## PROBLEM DESCRIPTION
Search the material below for the word "data" and copy every line in which it occurs.

INFORMATION PROVIDED: Begin

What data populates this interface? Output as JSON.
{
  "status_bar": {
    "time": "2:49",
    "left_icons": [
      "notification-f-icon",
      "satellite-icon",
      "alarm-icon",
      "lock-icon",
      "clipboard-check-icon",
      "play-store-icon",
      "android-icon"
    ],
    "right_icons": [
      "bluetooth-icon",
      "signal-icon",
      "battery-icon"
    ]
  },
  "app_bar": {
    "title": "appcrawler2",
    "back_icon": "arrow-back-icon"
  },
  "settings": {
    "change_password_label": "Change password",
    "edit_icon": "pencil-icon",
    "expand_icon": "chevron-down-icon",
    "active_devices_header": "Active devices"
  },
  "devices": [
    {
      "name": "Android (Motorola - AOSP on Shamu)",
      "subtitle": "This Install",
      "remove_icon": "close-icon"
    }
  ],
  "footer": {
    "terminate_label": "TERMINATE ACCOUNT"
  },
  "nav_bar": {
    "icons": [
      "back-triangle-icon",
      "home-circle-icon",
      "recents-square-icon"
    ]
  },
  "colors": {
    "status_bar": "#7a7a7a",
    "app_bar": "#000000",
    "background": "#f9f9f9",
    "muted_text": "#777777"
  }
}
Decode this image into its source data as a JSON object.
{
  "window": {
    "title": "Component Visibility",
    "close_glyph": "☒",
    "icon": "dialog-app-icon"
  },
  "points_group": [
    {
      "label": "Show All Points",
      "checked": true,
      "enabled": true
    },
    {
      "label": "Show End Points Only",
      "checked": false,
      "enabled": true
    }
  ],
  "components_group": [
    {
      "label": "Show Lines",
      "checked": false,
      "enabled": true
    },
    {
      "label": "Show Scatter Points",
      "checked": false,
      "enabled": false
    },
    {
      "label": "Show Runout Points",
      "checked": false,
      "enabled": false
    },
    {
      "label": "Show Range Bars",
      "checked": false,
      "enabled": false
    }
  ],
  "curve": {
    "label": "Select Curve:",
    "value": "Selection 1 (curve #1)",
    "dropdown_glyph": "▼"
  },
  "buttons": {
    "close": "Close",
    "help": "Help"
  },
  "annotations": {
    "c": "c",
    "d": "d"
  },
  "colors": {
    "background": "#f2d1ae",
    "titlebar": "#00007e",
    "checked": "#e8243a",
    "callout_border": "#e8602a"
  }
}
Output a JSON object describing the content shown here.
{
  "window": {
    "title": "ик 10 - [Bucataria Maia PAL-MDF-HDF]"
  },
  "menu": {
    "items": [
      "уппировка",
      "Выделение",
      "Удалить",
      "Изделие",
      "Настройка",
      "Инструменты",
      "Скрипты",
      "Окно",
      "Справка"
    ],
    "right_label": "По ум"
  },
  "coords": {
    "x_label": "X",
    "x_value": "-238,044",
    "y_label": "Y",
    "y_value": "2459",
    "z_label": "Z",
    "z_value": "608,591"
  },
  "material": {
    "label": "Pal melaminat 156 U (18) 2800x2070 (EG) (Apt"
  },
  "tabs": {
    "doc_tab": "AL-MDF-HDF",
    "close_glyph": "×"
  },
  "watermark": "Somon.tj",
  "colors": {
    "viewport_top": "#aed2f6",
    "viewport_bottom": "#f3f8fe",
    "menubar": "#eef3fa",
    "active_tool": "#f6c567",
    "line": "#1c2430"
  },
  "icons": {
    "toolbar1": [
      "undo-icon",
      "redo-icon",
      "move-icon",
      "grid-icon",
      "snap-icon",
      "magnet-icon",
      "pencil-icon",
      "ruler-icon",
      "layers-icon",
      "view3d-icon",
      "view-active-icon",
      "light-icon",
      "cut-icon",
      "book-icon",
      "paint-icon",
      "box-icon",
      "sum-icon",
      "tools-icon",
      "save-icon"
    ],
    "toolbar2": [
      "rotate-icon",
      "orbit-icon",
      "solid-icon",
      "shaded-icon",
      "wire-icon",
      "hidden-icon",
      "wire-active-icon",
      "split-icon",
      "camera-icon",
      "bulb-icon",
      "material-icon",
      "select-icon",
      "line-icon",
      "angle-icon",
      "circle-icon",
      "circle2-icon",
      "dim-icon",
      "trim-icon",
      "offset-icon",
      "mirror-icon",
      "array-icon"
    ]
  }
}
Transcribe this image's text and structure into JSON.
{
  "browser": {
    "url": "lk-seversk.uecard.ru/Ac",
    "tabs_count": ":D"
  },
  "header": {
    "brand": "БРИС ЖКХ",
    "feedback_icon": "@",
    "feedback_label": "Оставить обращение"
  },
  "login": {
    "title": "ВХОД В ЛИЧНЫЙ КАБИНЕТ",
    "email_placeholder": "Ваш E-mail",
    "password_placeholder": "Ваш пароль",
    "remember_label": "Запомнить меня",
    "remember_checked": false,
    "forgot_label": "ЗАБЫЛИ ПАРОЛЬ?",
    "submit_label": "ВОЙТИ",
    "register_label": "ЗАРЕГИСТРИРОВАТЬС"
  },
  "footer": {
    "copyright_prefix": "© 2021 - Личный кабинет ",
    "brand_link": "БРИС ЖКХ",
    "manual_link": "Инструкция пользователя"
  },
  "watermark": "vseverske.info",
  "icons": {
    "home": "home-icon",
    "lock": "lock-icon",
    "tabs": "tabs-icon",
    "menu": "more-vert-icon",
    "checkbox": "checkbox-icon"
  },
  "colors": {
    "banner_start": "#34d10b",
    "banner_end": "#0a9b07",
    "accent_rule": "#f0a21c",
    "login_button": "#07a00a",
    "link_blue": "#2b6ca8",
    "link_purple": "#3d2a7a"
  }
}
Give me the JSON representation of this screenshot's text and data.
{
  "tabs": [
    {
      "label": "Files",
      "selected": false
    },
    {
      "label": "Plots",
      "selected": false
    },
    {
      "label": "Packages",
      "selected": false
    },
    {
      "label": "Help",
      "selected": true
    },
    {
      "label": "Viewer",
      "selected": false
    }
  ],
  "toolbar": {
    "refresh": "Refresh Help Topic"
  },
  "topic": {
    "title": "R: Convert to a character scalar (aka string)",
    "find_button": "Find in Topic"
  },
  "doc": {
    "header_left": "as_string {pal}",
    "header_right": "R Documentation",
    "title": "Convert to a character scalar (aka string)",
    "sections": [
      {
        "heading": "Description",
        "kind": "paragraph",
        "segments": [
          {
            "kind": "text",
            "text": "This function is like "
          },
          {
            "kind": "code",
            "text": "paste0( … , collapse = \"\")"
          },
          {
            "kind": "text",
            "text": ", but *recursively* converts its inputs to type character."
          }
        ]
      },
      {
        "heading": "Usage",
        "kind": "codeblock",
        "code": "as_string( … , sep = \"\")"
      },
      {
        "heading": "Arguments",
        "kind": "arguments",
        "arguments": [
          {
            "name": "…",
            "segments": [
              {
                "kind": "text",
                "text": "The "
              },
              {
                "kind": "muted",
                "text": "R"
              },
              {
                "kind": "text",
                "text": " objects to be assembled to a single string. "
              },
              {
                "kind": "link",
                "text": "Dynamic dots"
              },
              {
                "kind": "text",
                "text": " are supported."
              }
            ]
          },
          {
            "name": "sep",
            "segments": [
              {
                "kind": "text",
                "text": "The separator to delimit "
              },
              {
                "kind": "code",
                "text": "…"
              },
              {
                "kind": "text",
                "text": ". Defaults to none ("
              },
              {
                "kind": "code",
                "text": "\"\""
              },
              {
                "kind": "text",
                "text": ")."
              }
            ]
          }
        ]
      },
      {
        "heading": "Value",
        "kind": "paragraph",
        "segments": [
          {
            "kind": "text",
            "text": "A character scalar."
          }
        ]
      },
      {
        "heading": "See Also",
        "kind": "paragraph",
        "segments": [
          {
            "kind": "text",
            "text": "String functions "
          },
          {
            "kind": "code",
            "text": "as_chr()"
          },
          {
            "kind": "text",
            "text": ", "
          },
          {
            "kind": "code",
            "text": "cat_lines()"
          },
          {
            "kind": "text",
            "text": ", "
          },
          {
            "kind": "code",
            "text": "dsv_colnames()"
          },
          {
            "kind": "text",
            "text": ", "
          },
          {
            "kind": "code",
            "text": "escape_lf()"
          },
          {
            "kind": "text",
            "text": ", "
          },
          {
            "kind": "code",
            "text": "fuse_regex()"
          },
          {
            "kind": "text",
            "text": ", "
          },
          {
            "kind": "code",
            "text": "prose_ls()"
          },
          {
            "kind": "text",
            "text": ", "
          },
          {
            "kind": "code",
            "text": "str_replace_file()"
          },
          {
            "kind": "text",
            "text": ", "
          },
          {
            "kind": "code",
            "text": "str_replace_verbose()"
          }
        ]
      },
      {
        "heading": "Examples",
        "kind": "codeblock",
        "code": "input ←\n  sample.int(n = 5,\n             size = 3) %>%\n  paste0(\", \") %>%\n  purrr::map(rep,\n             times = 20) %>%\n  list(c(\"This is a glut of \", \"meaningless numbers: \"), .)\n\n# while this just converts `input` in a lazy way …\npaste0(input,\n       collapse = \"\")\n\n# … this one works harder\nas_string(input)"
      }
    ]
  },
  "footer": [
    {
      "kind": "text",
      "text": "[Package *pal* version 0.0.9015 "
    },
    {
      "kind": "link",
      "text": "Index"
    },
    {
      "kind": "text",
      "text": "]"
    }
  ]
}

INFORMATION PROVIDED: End

## REPLY
What data populates this interface? Output as JSON.
Decode this image into its source data as a JSON object.
Give me the JSON representation of this screenshot's text and data.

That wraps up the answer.